Religious Freedom & Persecution

Christmas lights go out in Europe

Bruce Bawer - Front Page

Now, it doesn’t matter whether you, as an individual, care for Christmas trees or consider them a big deal. That’s not the point. The point is that when you give way on one not-such-a-big-deal thing after another, it eventually does become a very big deal indeed. Step by step, one culture gives way to another – all the while telling itself that it isn’t doing anything of the kind.

Sexualisation of Society

Man watched porn to desensitise himself

Canberra Times

A Sydney man caught with child pornography images told a court he aspired to a career in law enforcement, particularly child protection, and wanted to ''desensitise himself''. Acting Chief Justice Richard Refshauge sentenced Meaad Yazarlou on Wednesday to two years, with six months served in weekend jail and the remainder suspended. Yazarlou had pleaded guilty to charges of using a carriage service to access child pornography and possessing child pornography.


Rome has no monopoly on child abuse

Xavier Symons - On Line Opinion

Over the past couple of days, media commentators have lauded the establishment of royal commission into institutional handling of child abuse. This powerful national commission, many have written, will finally allow for a proper investigation of the Catholic Church's handling of child abuse cases in the past 50 years. I want to emphasise something a little different – the scope of this commission.

Systemic abuse was not confined to the Catholics

Richard "Tommy" Campion - The Punch

When I saw Prime Minister Julia Gillard on television announcing there would be a Royal Commission into child abuse in churches and other institutions I was overwhelmed. I wept uncontrollably. I became breathless. I walked the floor struggling to breathe, trying to comprehend what I had heard.

Why the Church should thank the media

Michael McVeigh - Eureka Street

The Royal Commission into child sexual abuse can only be a good thing for the Catholic Church. It is a chance to account for the betrayal and crimes of priests and other church representatives who committed acts of abuse against the vulnerable, and for the careless, even callous way in which many church officials responded to complaints against their own. This will be a long overdue first step in moving forward.

Where do child sexual assault victims go if there are no organisations to take them in?

Melinda Tankard Reist - blog

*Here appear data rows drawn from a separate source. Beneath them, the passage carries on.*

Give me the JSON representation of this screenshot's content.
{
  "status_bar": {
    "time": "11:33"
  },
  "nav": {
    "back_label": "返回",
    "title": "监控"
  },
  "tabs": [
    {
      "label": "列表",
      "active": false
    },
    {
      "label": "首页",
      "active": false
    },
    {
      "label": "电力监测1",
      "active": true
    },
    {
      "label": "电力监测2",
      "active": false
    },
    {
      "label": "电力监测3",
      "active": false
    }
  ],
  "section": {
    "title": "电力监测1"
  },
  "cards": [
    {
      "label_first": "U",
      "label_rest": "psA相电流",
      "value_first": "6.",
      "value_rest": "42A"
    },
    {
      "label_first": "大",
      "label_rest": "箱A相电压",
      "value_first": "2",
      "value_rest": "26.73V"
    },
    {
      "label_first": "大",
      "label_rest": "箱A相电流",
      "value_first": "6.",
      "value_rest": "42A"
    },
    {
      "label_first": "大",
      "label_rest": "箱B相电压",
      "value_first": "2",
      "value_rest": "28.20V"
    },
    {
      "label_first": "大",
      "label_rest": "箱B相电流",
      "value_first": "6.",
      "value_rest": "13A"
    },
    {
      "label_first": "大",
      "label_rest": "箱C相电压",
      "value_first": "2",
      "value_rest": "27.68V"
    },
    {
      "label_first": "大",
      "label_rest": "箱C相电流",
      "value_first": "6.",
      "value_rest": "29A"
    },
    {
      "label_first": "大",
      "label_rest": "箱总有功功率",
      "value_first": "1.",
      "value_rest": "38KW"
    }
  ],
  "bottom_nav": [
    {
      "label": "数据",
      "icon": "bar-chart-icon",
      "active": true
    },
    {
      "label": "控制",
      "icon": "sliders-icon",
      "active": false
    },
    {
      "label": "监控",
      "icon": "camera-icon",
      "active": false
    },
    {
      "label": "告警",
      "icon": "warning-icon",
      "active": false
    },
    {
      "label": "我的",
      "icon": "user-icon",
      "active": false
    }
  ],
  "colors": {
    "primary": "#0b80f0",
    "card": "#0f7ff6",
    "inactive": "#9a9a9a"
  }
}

Where can child sexual assault victims go to for help if no organisations can take them in? This is the question on everyone’s lips as the rumour grows that the funding of 11 specialist child sexual assault services in NSW may be at risk. Because of proposed state budget cuts, at least one of these essential services, Wollongong West St Centre, has been allegedly recommended for de-funding. The fate of 10 other child sexual assault services, including four in western Sydney, is also unclear.